The Sept. 30 deadline passed without Congress taking action on the Children’s Health Insurance Program, or CHIP,  though committees have drafted new legislation to take its place.

Department of Health Services Commissioner Emily Piper traveled to Washington, D.C. recently to discuss the looming deadline with lawmakers.

“I think there was a real question in Washington, D.C. about when states would run out of money," Piper said. "I wanted to make sure that our entire congressional delegation knew that we were going to be one of the states that ran out of the money fastest."

Piper said the state received $3.6 million in federal funding to continue coverage without disruption, but only through the end of October.

CHIP is funded jointly between state and federal governments, with states administering the program. It helps cover needed health benefits like vaccinations and checkups for children whose families don’t qualify for Medicaid, but can’t afford private insurance. In Minnesota, CHIP also funds prenatal and postnatal care for 1,700 expectant mothers who don’t qualify for Medicaid.

Until reauthorization is approved by Congress, Minnesota taxpayers will be paying more of the bill for CHIP.

“It puts a gap in the state’s budget," Piper said. "But it allows us to continue coverage while Congress presumably moves forward to reauthorize this critically important program."

Representatives of nonprofit Merrick Community Services in St. Paul said programs like CHIP are critical to helping low-income families. The organization helps match families with needed services like health care.

“These are individuals with dependent children, and so they’re directly affected by these type of decisions,” said Brandon Griffin, development director of Merrick Community Services. “It becomes one more barrier to self-sufficiency, another thing that staff have to work around to help meet their needs.”

Committees in the U.S. House and Senate will meet Wednesday to discuss reauthorizing CHIP. Significant differences between the two bills, including how to fund CHIP moving forward, remain. That could prolong discussions for a fix. It also remains possible that Congress could change eligibility or funding formulas for CHIP, which would also lead to changes at the state level.

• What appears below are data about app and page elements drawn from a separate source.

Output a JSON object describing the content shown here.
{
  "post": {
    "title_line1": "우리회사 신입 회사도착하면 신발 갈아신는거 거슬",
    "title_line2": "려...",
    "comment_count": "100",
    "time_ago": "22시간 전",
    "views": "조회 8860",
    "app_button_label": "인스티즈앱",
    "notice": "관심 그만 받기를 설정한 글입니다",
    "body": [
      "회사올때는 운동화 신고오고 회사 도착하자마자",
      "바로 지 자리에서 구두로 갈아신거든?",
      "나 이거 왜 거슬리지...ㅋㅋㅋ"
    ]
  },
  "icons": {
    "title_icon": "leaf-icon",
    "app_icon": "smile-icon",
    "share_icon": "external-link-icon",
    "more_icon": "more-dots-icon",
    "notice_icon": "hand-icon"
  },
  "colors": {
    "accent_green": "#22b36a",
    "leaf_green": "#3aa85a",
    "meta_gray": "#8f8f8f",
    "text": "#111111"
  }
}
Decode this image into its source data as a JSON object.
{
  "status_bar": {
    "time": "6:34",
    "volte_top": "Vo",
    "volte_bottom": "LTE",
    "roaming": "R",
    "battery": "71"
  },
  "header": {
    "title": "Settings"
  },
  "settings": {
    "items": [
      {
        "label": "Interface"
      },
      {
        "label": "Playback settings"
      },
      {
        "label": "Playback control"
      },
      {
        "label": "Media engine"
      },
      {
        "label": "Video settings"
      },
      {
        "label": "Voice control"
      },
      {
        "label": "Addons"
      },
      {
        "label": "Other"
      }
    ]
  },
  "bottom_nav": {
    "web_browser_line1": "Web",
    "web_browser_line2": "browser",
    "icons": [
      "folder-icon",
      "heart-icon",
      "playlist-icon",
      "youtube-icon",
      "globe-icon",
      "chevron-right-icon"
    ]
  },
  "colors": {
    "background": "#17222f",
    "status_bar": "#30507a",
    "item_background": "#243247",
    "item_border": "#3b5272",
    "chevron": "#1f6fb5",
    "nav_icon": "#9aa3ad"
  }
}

More than nine million children are a part of the program nationwide.